*** MATERIALS PROVIDED ***

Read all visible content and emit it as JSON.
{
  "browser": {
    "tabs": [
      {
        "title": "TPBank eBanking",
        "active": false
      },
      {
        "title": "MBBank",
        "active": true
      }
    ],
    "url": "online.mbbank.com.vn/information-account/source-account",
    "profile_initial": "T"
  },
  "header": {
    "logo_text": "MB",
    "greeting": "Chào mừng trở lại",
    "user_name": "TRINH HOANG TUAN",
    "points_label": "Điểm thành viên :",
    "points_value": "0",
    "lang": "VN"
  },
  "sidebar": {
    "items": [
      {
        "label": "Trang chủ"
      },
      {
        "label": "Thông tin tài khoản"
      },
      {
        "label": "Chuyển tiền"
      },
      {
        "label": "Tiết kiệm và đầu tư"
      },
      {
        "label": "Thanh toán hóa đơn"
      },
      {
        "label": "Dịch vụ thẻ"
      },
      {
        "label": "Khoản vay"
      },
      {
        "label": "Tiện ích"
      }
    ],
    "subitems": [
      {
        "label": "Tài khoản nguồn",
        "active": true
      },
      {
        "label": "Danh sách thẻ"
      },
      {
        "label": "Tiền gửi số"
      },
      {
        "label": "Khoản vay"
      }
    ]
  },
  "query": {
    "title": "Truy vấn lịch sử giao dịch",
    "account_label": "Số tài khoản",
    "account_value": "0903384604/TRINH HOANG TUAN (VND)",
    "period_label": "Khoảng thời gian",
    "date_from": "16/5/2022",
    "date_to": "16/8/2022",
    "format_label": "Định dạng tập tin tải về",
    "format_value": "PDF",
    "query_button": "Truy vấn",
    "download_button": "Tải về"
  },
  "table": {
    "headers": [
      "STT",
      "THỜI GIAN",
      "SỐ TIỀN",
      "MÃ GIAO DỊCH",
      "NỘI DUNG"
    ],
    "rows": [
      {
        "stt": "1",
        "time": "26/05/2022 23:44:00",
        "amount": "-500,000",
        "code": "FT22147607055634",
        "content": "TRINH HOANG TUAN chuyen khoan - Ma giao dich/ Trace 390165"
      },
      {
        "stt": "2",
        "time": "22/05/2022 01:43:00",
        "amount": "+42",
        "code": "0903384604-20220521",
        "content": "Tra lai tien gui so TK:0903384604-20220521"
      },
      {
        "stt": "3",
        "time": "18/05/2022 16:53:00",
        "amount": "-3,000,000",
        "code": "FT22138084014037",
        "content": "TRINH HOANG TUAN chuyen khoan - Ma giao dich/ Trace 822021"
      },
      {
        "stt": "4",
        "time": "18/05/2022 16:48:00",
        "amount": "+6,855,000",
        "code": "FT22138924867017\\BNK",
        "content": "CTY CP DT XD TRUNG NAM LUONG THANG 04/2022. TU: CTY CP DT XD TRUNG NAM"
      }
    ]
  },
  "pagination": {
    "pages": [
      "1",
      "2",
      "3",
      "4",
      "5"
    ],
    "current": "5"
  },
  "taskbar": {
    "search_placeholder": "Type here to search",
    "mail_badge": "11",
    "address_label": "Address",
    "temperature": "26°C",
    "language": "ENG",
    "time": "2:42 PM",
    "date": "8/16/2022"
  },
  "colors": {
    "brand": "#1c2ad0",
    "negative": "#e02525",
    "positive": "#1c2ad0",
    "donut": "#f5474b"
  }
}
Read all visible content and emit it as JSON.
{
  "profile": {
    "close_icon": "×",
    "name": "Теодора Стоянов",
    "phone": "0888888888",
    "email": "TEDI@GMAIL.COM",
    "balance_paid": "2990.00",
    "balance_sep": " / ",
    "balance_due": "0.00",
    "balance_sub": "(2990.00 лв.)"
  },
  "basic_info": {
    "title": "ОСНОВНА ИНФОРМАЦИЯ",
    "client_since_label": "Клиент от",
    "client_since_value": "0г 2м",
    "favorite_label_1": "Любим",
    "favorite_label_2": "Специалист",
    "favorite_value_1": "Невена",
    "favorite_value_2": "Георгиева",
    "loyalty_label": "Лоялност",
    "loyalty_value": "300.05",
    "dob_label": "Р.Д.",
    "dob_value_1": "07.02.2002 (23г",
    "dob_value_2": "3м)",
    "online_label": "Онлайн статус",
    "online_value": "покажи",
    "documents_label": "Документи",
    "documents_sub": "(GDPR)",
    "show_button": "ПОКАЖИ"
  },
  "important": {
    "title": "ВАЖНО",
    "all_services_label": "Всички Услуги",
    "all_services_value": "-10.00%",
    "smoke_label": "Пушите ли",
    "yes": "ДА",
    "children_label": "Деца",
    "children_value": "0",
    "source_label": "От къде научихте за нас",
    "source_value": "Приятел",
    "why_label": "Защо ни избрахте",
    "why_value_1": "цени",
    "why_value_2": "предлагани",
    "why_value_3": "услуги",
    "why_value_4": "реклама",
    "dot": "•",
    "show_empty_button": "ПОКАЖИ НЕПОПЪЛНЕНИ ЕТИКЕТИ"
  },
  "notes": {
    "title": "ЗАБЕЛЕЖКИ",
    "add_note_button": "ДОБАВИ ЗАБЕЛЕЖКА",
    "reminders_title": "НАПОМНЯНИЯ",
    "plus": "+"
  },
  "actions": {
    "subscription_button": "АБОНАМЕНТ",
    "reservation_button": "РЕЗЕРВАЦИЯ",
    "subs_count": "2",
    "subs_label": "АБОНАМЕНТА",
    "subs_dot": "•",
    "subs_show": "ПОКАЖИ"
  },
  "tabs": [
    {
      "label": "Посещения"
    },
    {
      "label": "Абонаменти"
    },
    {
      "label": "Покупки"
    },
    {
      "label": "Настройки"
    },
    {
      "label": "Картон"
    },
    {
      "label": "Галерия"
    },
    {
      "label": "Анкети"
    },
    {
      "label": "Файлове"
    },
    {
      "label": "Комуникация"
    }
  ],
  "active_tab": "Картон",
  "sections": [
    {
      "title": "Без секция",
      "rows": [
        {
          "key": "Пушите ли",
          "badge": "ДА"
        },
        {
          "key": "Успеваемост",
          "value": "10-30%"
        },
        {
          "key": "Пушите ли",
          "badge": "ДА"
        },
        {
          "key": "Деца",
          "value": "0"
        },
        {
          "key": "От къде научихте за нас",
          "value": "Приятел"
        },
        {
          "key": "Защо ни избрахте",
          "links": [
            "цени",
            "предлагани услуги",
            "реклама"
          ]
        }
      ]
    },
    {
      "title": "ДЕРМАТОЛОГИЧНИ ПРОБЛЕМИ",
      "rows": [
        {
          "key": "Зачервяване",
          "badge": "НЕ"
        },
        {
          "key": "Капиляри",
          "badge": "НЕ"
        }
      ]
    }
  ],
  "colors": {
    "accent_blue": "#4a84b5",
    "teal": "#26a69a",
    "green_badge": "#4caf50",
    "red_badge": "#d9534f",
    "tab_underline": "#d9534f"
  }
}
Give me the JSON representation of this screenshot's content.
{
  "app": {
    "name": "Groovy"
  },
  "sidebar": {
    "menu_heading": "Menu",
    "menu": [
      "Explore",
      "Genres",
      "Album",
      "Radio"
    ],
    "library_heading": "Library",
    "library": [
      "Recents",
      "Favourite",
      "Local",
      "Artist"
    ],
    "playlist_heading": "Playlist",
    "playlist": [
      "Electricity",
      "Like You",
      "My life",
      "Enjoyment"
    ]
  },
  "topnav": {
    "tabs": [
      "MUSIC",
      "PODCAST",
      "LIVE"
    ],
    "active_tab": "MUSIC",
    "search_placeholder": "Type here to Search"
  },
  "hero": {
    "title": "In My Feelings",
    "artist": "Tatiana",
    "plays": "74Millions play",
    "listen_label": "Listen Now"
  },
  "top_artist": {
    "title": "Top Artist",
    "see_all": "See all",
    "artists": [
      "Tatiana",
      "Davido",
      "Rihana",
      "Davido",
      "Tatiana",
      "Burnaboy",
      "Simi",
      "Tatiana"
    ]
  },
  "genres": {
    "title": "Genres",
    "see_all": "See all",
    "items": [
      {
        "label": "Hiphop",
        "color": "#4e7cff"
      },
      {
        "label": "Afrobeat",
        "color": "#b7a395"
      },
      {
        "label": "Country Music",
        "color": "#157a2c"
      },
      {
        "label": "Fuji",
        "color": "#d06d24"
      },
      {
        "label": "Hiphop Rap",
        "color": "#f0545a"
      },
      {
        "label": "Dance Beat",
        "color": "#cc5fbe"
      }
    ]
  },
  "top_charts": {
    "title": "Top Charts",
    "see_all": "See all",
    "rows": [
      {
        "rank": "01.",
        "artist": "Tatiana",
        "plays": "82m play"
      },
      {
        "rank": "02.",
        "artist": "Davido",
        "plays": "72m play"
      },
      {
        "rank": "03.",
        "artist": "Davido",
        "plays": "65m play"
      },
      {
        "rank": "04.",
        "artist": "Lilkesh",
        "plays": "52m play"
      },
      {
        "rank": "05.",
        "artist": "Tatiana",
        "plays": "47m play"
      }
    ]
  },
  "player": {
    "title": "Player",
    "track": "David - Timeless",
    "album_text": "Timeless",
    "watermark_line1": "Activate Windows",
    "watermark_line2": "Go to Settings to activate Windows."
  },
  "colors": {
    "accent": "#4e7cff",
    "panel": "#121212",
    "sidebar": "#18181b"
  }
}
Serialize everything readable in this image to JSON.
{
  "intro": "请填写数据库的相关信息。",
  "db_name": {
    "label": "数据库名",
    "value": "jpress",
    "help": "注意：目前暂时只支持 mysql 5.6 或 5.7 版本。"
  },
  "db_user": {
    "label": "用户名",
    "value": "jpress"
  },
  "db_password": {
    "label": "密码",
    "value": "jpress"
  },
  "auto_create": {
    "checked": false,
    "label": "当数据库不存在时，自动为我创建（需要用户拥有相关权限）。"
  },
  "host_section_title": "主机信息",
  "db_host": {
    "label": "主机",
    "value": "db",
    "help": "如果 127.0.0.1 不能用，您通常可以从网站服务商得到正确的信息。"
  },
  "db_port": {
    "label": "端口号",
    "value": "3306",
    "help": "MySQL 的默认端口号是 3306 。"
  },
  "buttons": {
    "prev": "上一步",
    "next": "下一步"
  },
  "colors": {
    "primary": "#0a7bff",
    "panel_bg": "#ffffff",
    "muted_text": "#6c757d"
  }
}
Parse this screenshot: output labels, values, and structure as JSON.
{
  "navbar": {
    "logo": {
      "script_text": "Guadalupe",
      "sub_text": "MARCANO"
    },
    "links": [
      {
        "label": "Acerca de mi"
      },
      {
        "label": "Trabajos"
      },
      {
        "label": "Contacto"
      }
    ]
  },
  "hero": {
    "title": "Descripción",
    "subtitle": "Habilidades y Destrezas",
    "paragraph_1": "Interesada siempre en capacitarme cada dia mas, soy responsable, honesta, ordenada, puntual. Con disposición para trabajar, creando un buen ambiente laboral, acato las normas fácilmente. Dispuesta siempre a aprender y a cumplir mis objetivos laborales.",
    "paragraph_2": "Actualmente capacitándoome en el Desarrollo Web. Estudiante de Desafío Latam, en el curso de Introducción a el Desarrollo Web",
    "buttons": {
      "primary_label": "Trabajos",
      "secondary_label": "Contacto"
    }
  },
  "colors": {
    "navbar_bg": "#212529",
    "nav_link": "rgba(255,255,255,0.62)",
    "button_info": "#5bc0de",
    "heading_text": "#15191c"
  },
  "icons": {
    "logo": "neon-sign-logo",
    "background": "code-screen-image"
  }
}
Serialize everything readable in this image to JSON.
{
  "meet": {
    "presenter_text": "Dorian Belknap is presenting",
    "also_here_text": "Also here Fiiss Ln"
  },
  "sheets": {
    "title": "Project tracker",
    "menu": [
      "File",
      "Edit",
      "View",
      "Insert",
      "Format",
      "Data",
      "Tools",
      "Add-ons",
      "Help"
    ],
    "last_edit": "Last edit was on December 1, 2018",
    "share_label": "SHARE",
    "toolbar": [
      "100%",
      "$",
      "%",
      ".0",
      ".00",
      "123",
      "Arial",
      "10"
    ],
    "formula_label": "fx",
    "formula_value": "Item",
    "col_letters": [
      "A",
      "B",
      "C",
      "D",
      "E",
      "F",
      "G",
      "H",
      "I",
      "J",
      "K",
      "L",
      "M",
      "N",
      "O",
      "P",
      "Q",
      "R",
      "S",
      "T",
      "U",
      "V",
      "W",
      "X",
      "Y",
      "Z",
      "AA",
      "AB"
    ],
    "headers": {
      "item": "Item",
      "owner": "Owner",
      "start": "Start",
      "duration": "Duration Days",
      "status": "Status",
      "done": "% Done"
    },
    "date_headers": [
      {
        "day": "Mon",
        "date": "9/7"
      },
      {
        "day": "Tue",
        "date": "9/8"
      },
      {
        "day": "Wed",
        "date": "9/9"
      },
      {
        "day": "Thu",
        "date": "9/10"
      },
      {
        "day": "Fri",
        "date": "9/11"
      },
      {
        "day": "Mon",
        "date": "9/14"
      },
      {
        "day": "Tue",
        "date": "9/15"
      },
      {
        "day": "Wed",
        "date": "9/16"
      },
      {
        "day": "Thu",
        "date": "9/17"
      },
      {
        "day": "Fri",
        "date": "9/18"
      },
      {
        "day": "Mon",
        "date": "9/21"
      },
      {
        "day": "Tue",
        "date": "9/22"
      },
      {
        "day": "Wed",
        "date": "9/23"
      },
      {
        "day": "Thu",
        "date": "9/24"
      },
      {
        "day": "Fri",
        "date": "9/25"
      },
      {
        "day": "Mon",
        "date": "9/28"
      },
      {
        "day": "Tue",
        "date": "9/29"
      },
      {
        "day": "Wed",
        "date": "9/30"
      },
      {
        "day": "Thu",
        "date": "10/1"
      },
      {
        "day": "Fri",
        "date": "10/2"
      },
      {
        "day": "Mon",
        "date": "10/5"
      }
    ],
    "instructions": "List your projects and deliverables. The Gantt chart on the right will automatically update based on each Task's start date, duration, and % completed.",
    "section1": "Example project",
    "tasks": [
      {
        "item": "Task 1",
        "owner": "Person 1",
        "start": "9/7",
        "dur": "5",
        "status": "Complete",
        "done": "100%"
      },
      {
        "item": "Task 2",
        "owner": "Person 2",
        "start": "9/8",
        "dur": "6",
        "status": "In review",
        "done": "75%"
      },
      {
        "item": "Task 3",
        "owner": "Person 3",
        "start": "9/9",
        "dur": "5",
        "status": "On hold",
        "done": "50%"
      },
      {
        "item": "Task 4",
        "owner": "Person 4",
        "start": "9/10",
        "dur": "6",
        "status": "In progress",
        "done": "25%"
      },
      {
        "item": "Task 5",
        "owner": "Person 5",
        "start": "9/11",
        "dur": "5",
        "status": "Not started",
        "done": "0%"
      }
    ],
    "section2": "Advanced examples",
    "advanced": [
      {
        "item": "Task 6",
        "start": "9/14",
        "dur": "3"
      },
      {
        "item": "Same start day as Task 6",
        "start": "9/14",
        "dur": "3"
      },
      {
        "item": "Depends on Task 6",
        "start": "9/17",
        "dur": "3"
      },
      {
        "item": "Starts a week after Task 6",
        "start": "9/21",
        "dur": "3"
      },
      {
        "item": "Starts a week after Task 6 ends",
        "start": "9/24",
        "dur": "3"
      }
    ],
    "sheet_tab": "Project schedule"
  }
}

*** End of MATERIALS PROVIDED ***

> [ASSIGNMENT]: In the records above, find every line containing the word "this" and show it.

> [OUTPUT OF THE EXERCISE]:
Give me the JSON representation of this screenshot's content.
Serialize everything readable in this image to JSON.
Parse this screenshot: output labels, values, and structure as JSON.
Serialize everything readable in this image to JSON.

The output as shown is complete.